TASK BRIEF: The answer is all of the data repeated exactly, with each picture omitted.

*** MATERIAL FOR THE TASK ***

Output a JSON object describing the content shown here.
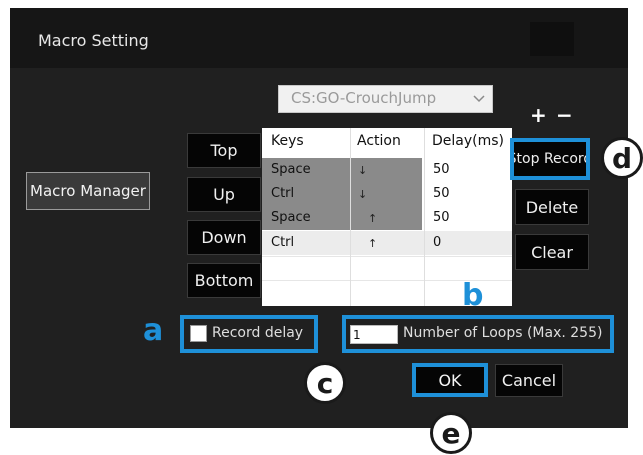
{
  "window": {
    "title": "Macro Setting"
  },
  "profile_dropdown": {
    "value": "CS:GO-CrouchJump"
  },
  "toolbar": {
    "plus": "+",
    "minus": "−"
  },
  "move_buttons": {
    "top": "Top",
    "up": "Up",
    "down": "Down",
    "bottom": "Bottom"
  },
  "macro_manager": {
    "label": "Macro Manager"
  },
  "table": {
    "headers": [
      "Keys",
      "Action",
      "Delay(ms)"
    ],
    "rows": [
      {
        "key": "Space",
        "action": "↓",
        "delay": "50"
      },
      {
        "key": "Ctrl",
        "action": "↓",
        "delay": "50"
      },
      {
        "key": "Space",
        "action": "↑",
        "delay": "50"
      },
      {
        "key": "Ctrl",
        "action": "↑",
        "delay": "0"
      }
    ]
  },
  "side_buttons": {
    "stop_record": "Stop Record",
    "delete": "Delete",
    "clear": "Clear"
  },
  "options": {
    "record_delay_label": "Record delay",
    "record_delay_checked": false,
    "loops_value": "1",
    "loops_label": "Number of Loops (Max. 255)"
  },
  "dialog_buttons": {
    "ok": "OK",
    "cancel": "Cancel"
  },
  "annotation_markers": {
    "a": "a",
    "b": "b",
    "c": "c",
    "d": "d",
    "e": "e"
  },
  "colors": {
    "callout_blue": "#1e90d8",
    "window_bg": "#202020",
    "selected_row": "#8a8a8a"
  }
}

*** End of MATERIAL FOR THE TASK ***

RESPONSE AREA:
Output a JSON object describing the content shown here.
{
  "window": {
    "title": "Macro Setting"
  },
  "profile_dropdown": {
    "value": "CS:GO-CrouchJump"
  },
  "toolbar": {
    "plus": "+",
    "minus": "−"
  },
  "move_buttons": {
    "top": "Top",
    "up": "Up",
    "down": "Down",
    "bottom": "Bottom"
  },
  "macro_manager": {
    "label": "Macro Manager"
  },
  "table": {
    "headers": [
      "Keys",
      "Action",
      "Delay(ms)"
    ],
    "rows": [
      {
        "key": "Space",
        "action": "↓",
        "delay": "50"
      },
      {
        "key": "Ctrl",
        "action": "↓",
        "delay": "50"
      },
      {
        "key": "Space",
        "action": "↑",
        "delay": "50"
      },
      {
        "key": "Ctrl",
        "action": "↑",
        "delay": "0"
      }
    ]
  },
  "side_buttons": {
    "stop_record": "Stop Record",
    "delete": "Delete",
    "clear": "Clear"
  },
  "options": {
    "record_delay_label": "Record delay",
    "record_delay_checked": false,
    "loops_value": "1",
    "loops_label": "Number of Loops (Max. 255)"
  },
  "dialog_buttons": {
    "ok": "OK",
    "cancel": "Cancel"
  },
  "annotation_markers": {
    "a": "a",
    "b": "b",
    "c": "c",
    "d": "d",
    "e": "e"
  },
  "colors": {
    "callout_blue": "#1e90d8",
    "window_bg": "#202020",
    "selected_row": "#8a8a8a"
  }
}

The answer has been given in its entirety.